In its decision in the Quill case, the Supreme Court did note that the exemption could be ended by Congressional legislation. Toward that end, there have been several efforts in the past several years to pass legislation that would mandate the collection of sales taxes by out of state businesses, although those efforts have not succeeded in any measure passing either chamber of Congress. In order to address the objections of smaller retailers who lack the resources of large businesses such as Amazon, those bills have included provisions that provide that the obligation to collect sales taxes would only kick in when a business had made sales above a certain dollar amount to a specific state. This would protect small businesses that have only limited sales in a state in which they have no physical presence from the financial burden to account for the sales tax laws of states and localities that they have no connection to beyond shipping something to a customer who happens to be located there.
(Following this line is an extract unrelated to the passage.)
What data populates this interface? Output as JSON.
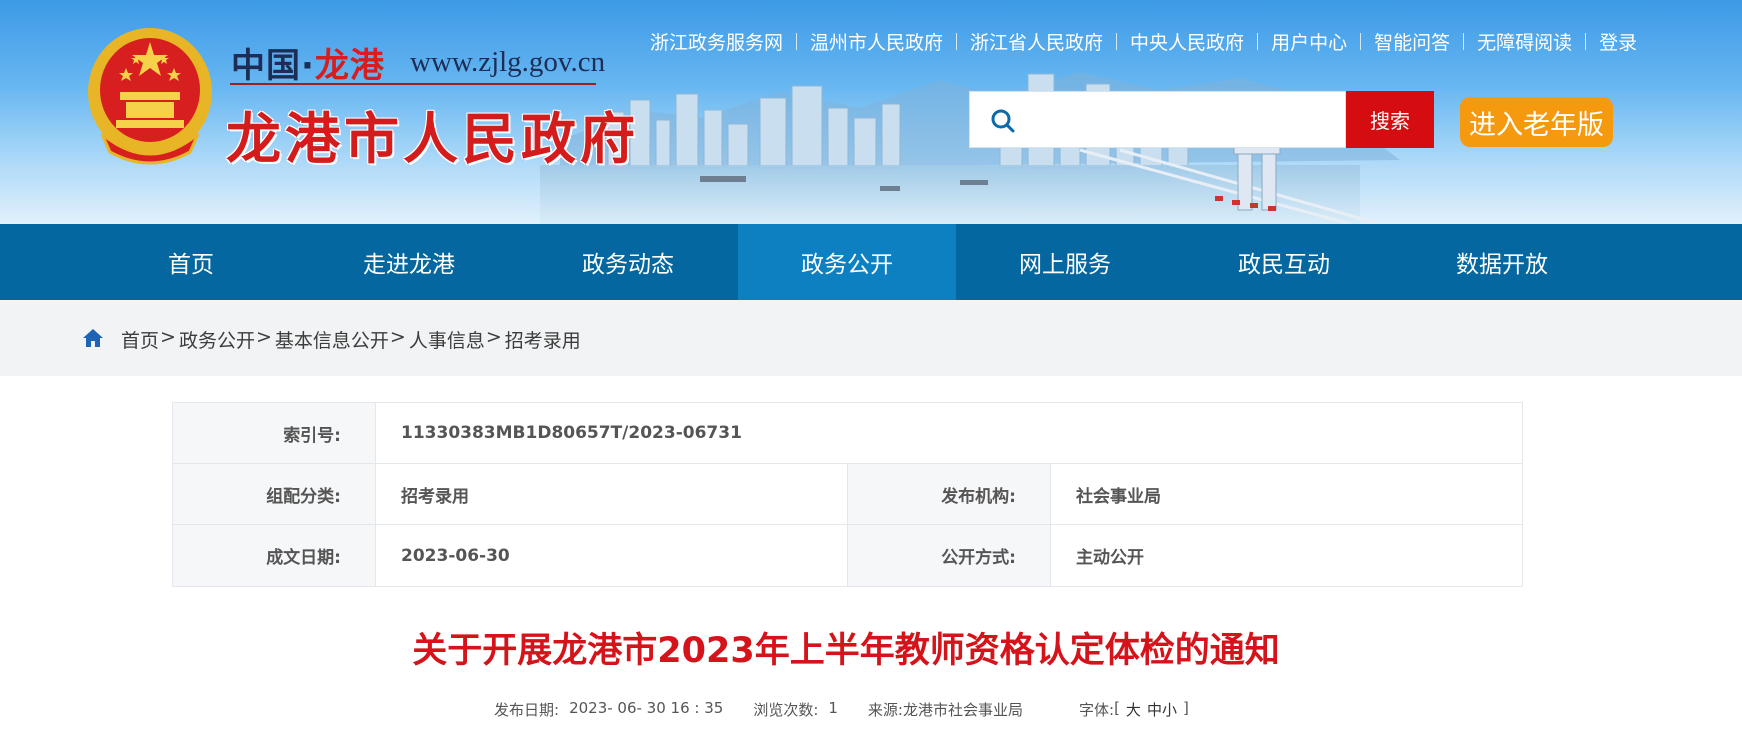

Leaving aside the policy issues, though, it’s hard to say at this point how the Court will rule in this case. The argument made by the majority in the Quill case is quite persuasive, and the provisions of Commerce Clause seem to make it clear that, absent Congressional legislation, an out of state business cannot legally be required to collect sales taxes for jurisdictions in which it has no connection beyond shipping items to that location. There have been a number of changes to the makeup of the court since that decision was handed down, though, so it’s hard to say exactly how the Court might go in this case. We’ll probably get some idea of where the Justices are leaning at oral argument, but that’s not likely to occur until the Court’s final set of oral arguments in April. Until then you can follow the filings in the case at the information page for the case at SCOTUSBlog.